So there we have it: the time is right for energy efficiency to make a resurgence and it has the potential to make a major contribution to the net zero carbon targets. Energy efficiency is where we need to begin.
Energy efficiency relies on data
To improve energy efficiency in buildings of course, energy service providers and consultants need data on a building’s energy usage. The second stage of the World Green Building Council’s Commitment is ‘Disclose — Measure, disclose and assess annual asset and portfolio energy demand and carbon emissions.’ But before you can disclose what your current carbon emissions are, you first need to be able to measure them accurately.
The problem is, as we’ve outlined in previous blogs, getting hold of good energy data for your buildings is a real challenge.
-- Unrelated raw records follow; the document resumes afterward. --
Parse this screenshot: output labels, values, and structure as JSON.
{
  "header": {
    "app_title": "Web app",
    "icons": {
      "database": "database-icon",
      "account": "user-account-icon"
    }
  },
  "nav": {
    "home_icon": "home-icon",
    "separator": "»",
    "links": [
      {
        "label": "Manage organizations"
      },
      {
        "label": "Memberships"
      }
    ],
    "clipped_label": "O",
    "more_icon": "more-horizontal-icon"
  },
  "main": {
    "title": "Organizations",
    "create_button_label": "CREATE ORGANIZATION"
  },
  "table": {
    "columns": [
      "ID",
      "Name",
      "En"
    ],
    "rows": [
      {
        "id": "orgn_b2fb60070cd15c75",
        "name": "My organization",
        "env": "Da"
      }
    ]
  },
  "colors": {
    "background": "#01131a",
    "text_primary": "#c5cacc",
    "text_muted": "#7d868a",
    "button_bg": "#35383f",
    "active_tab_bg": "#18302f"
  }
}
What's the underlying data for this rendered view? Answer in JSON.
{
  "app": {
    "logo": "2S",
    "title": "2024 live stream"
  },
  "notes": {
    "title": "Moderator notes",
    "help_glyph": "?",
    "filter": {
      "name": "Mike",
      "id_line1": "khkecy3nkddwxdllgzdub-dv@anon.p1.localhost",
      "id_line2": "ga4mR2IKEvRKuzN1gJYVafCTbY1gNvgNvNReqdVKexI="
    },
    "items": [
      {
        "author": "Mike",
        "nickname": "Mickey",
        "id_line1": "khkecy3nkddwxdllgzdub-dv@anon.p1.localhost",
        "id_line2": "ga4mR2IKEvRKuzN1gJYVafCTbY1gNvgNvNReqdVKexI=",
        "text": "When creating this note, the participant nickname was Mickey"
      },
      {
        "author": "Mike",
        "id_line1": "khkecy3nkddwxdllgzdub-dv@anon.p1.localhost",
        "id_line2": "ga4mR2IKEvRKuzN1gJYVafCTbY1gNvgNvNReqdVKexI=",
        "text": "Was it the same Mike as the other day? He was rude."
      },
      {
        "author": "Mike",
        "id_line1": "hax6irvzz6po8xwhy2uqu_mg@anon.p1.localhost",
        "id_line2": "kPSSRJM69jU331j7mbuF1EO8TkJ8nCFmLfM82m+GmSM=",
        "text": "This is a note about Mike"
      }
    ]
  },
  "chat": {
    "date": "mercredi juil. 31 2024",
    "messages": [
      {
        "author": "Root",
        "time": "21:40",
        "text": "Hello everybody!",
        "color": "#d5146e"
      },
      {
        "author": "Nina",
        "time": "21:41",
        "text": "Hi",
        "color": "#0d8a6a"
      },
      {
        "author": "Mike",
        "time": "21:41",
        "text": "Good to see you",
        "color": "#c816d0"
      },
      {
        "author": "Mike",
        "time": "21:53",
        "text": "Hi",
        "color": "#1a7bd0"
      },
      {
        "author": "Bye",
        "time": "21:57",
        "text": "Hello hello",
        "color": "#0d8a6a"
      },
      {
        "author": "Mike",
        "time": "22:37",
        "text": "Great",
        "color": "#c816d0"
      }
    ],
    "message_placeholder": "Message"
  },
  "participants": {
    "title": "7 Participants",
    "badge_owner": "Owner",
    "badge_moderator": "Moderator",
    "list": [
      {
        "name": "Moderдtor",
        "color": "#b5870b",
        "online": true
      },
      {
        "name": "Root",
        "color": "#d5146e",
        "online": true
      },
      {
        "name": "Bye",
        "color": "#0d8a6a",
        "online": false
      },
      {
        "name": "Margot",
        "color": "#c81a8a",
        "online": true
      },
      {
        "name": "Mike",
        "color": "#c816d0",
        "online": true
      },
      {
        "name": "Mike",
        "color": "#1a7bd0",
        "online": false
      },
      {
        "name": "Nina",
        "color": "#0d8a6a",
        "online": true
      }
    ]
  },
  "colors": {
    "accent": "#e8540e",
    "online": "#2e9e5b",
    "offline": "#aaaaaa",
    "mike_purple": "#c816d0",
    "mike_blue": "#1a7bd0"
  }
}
This is largely because of the way the industry is structured and the complex relationships between utility suppliers, meter operators, and data collectors.
The technology and infrastructure exist to provide usage data at half-hourly resolution on a daily basis, but the reality is that this data isn’t getting through to the right people — facilities managers, energy management consultants, and sustainability experts.
How to get better quality energy data
The solution to this problem has two parts. Firstly, you need to be able to setup and maintain high quality data feeds. The best way to do this is for the manager of the building to directly appoint a data collector of their choice, rather than one that’s been automatically appointed by the utility supplier. This way they can ensure they select a data collector who understands the importance of reliable data at half-hourly resolution, and can provide it to them over a long period of time — we’d suggest a contract that lasts three to five years.
Secondly, you need advanced energy data management software for buildings. This can automatically collect all of the data, aggregate it and present it in a way that can be quickly and easily understood — through charts, graphs, maps and gauges. This ensures you spend much less time maintaining a multitude of data sources and dealing with data providers, and much more time on generating insights and outcomes that can help you improve energy efficiency.
The Fabriq platform can help with both parts of the solution. Uniquely, it has a specific module dedicated to the management of data feeds. As part of our onboarding process, we’ll help you set this up correctly and provide comprehensive training on how to maintain your data inputs.
We can also advise you on the process of finding a good data collector so you can secure high quality energy data for your buildings over the next few years. We’ve worked with many data collectors and have developed strong relationships with the key players.
What Low Carbon Alliance is doing
One of our newest clients, Low Carbon Alliance (LCA), has recognised the importance of getting better quality energy data first. LCA helps organisations reduce carbon emissions from property, energy and transport, through a wide range of services — from assessing energy efficiency to integrating renewable energy into buildings and establishing Corporate Power Purchase Agreements (CPPAs).
LCA has a framework to help guide its clients towards net zero carbon, which starts with these two steps:
- Monitor and measure energy-use in real-time on an overall portfolio and individual asset level
- Identify how to reduce operational energy use now and in the future.
It uses the Fabriq energy data management platform to help its clients with step 1 and to monitor the success of any measures put in place during step 2.
Net Zero Carbon Buildings Webinar
In this webinar recording you can find out more about net zero carbon buildings targets and how good energy data is essential for meeting them. Click here to watch now.